Sunday, September 12, 2010

Friend have healthy no?

That's the direct translation of the phrase "bạn có khỏe không?" - meaning 'how are you?'
It's occurred to me that, when I meet up with ex-pat friends, talk often turns to the things about life here which make us feel unhealthy. Sure, the heat is oppressive. Sure, when you go out jogging people stare. Yes, the roads are lethal, and there's dust and pollution everywhere. Yes, humidity means a lot of sweating, and wounds are more prone to infection. And yes, there's a crazy amount of salt and sugar and flavour enhancers added to food and drink.

But honestly? After six months here I've never been healthier. And here's why....

Where I'm living, the pace of life is slow. Thanks to earplugs, I sleep a good 8 hours most nights, and nap for at least an hour every lunchtime. (Admittedly it's not the same for everyone. The ladies I buy my morning sticky rice, noodles, soy milk or baguettes from are up and cooking at 3am, the ice-cutters are busy cutting ice soon after, city slickers in HCMC and Ha Noi work long hours, and I'm absolutely certain the workers in the Western-owned shoe and clothing sweatshops don't get to nap in whatever tiny lunch break they get. But here in the country, in general, people rest and sleep plenty.)

Cycling and walking everywhere. (Again, this is no longer true for most adult Vietnamese; who are now able to afford motorbikes, and use them far more than necessary. The centre's therapist does the 800m journey from home to work on her motorbike four times a day, and the lady who cooks at the guesthouse rides hers all of 200m to buy vegetables. And I have no doubt that when people can afford to buy cars they will, and will use them as ridiculously as a lot of people do in the UK. But all that is for another discussion.)

My work here is very challenging and very inspiring, I'm learning loads, and meeting all sorts of kind, resourceful people. Working in this situation is requiring me to re-analyse the fundamental role of therapy in people's lives. I'm enjoying exploring teaching methods. Drawing pictures. Acting (the fool). Engaging people with ideas. Finding out what they understand. Working with Nhung, my fabulous interpreter. I'm enjoying the opportunity to be creative and practical - making adaptive equipment from whatever we can find. Although there are fantastic services for children with disabilities in the UK, I do feel that sometimes the easy availablity of expensive specialist equipment, and the restrictions of H&S mean that we either forget, disregard, or are prevented from using more simple methods. I'm having to be part time physiotherapist, part time teacher, and part time speech therapist, occupational therapist, behavioural therapist, seating constructer, psychologist... Again, for another, longer post.
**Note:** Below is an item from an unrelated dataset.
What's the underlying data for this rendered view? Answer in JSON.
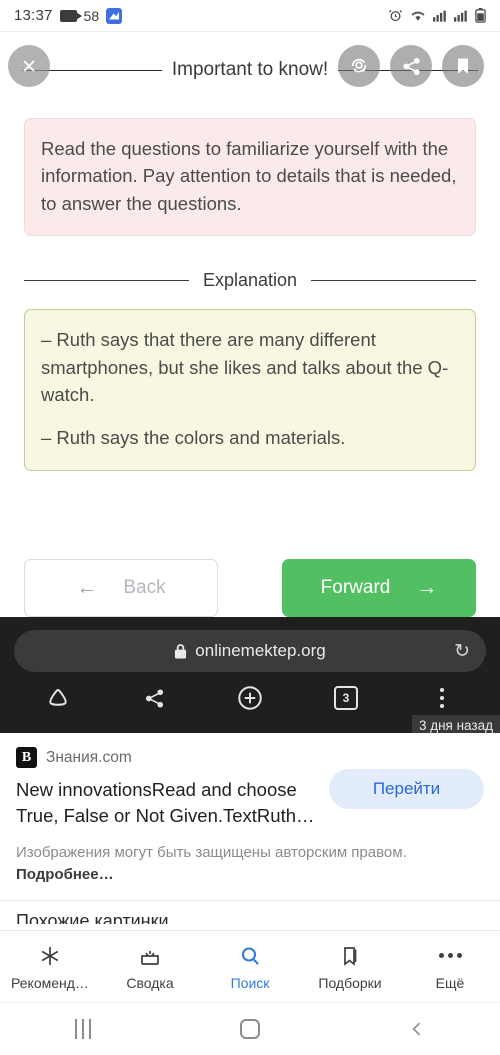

Plenty of that here! No vitamin D shortage....

I'm doing a lot of yoga. Ok so this is mainly because I'm here alone. I don't have a family to look after or fields to tend, and I don't exactly have a packed social life. But the slow steady pace of life, combined with the beauty of the country and the sunrises and sunsets, somehow inspires taking time to think and reflect and centre. (I haven't yet met a Vietnamese who knows what yoga is - free time is a very new concept here, and is generally spent sleeping, drinking coffee, chatting or watching soaps on TV)

Rarely drinking alcohol. Partly, again, because I don't have much of a social life, but also, because women very rarely drink here. (It's sadly a different story for men, who drink a lot of beer and rice wine, and who smoke like chimneys. The World Health Organisation office in Vietnam estimates that over half the men over 18 in Vietnam smoke, and health services are reporting rapidly rising rates of cancer, heart disease and diabetes.)
(Hoi An girls..... you'll may well disagree with this claim, but you'll agree that cargo's mojitos are sometimes essential for mental health reasons....! )
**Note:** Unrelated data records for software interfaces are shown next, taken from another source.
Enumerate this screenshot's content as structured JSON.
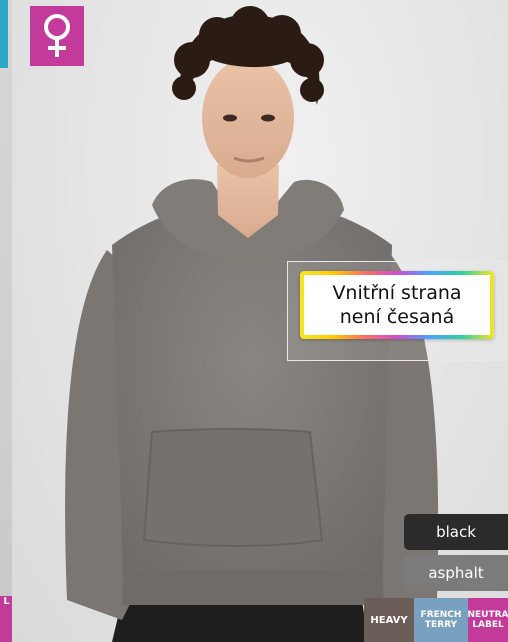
{
  "callout": {
    "line1": "Vnitřní strana",
    "line2": "není česaná"
  },
  "colors": [
    {
      "label": "black",
      "hex": "#2b2b2b"
    },
    {
      "label": "asphalt",
      "hex": "#7b7b7b"
    }
  ],
  "tags": {
    "heavy": "HEAVY",
    "french_terry_line1": "FRENCH",
    "french_terry_line2": "TERRY",
    "neutral_line1": "NEUTRA",
    "neutral_line2": "LABEL",
    "left_edge_tag": "L"
  },
  "badge": {
    "icon": "female-symbol-icon",
    "color": "#c23b9b"
  },
  "accent": {
    "magenta": "#c23b9b",
    "cyan": "#2aa7c9"
  }
}
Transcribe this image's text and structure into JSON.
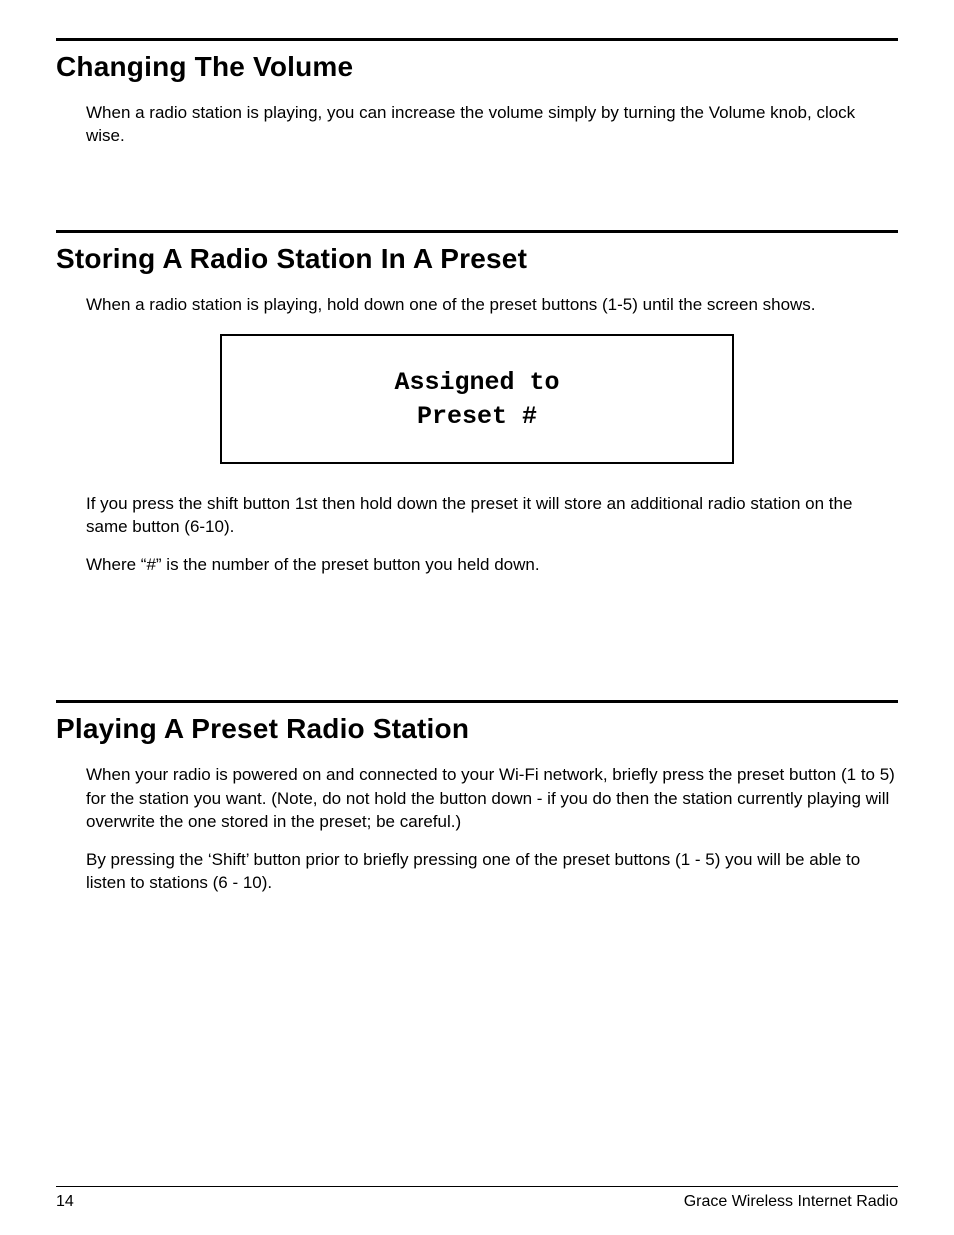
{
  "sections": {
    "volume": {
      "heading": "Changing The Volume",
      "p1": "When a radio station is playing, you can increase the volume simply by turning the Volume knob, clock wise."
    },
    "storing": {
      "heading": "Storing A Radio Station In A Preset",
      "p1": "When a radio station is playing, hold down one of the preset buttons (1-5) until the screen shows.",
      "display_line1": "Assigned to",
      "display_line2": "Preset #",
      "p2": "If you press the shift button 1st then hold down the preset it will store an additional radio station on the same button (6-10).",
      "p3": "Where “#” is the number of the preset button you held down."
    },
    "playing": {
      "heading": "Playing A Preset Radio Station",
      "p1": "When your radio is powered on and connected to your Wi-Fi network, briefly press the preset button (1 to 5) for the station you want. (Note, do not hold the button down - if you do then the station currently playing will overwrite the one stored in the preset; be careful.)",
      "p2": "By pressing the ‘Shift’ button prior to briefly pressing one of the preset buttons (1 - 5) you will be able to listen to stations (6 - 10)."
    }
  },
  "footer": {
    "page_number": "14",
    "doc_title": "Grace Wireless Internet Radio"
  }
}
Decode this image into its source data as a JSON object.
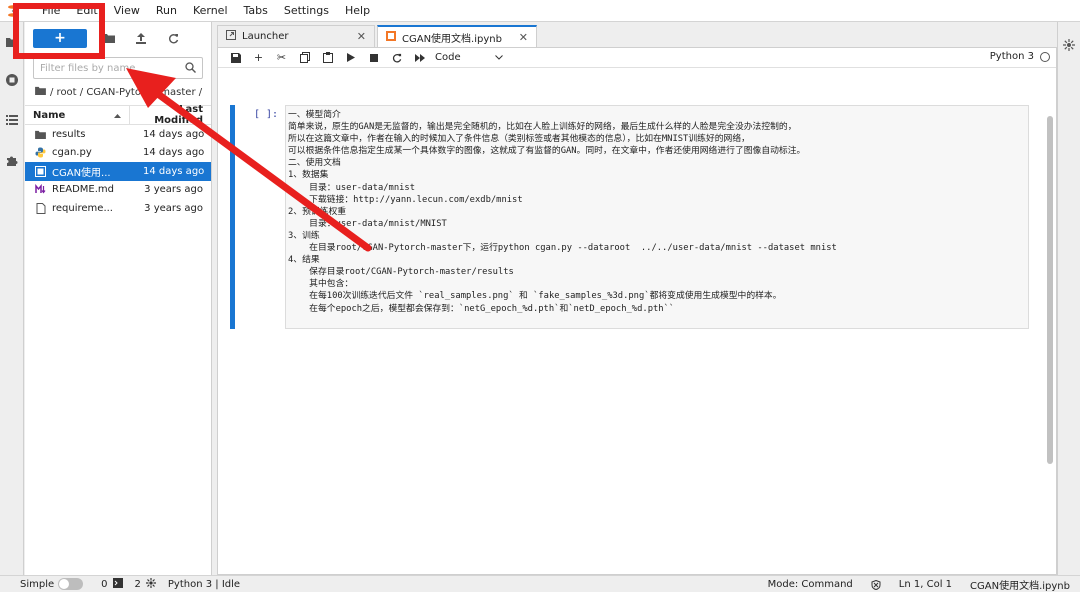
{
  "menubar": {
    "items": [
      "File",
      "Edit",
      "View",
      "Run",
      "Kernel",
      "Tabs",
      "Settings",
      "Help"
    ]
  },
  "filebrowser": {
    "new_label": "+",
    "search_placeholder": "Filter files by name",
    "breadcrumb": "/ root / CGAN-Pytorch-master /",
    "col_name": "Name",
    "col_modified": "Last Modified",
    "files": [
      {
        "name": "results",
        "modified": "14 days ago",
        "icon": "folder-icon"
      },
      {
        "name": "cgan.py",
        "modified": "14 days ago",
        "icon": "python-icon"
      },
      {
        "name": "CGAN使用...",
        "modified": "14 days ago",
        "icon": "notebook-icon",
        "selected": true
      },
      {
        "name": "README.md",
        "modified": "3 years ago",
        "icon": "markdown-icon"
      },
      {
        "name": "requireme...",
        "modified": "3 years ago",
        "icon": "file-icon"
      }
    ]
  },
  "tabs": [
    {
      "label": "Launcher",
      "active": false
    },
    {
      "label": "CGAN使用文档.ipynb",
      "active": true
    }
  ],
  "notebook": {
    "cell_type": "Code",
    "kernel": "Python 3",
    "prompt": "[ ]:",
    "lines": [
      "一、模型简介",
      "简单来说，原生的GAN是无监督的，输出是完全随机的，比如在人脸上训练好的网络，最后生成什么样的人脸是完全没办法控制的，",
      "所以在这篇文章中，作者在输入的时候加入了条件信息（类别标签或者其他模态的信息），比如在MNIST训练好的网络，",
      "可以根据条件信息指定生成某一个具体数字的图像，这就成了有监督的GAN。同时，在文章中，作者还使用网络进行了图像自动标注。",
      "二、使用文档",
      "1、数据集",
      "    目录：user-data/mnist",
      "    下载链接：http://yann.lecun.com/exdb/mnist",
      "2、预训练权重",
      "    目录：user-data/mnist/MNIST",
      "3、训练",
      "    在目录root/CGAN-Pytorch-master下，运行python cgan.py --dataroot  ../../user-data/mnist --dataset mnist",
      "4、结果",
      "    保存目录root/CGAN-Pytorch-master/results",
      "    其中包含：",
      "    在每100次训练迭代后文件 `real_samples.png` 和 `fake_samples_%3d.png`都将变成使用生成模型中的样本。",
      "    在每个epoch之后，模型都会保存到：`netG_epoch_%d.pth`和`netD_epoch_%d.pth``"
    ]
  },
  "statusbar": {
    "simple_label": "Simple",
    "terminals_count": "0",
    "kernels_count": "2",
    "kernel_status": "Python 3 | Idle",
    "mode": "Mode: Command",
    "position": "Ln 1, Col 1",
    "filename": "CGAN使用文档.ipynb"
  },
  "colors": {
    "accent": "#1976d2",
    "annotation": "#e8201e"
  }
}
There's minimal risk of me getting close enough to any guys for them to mess with my emotional wellbeing :o)

8) and finally.... GREAT FOOD!
I've eaten nothing but good, fresh locally grown / raised food for 6 months. (OK... I lie. I VERY much enjoyed the dark chocolate-covered coffee beans sent by my mum. hint hint)

I think it's time for another posting on food....

No comments:

Post a Comment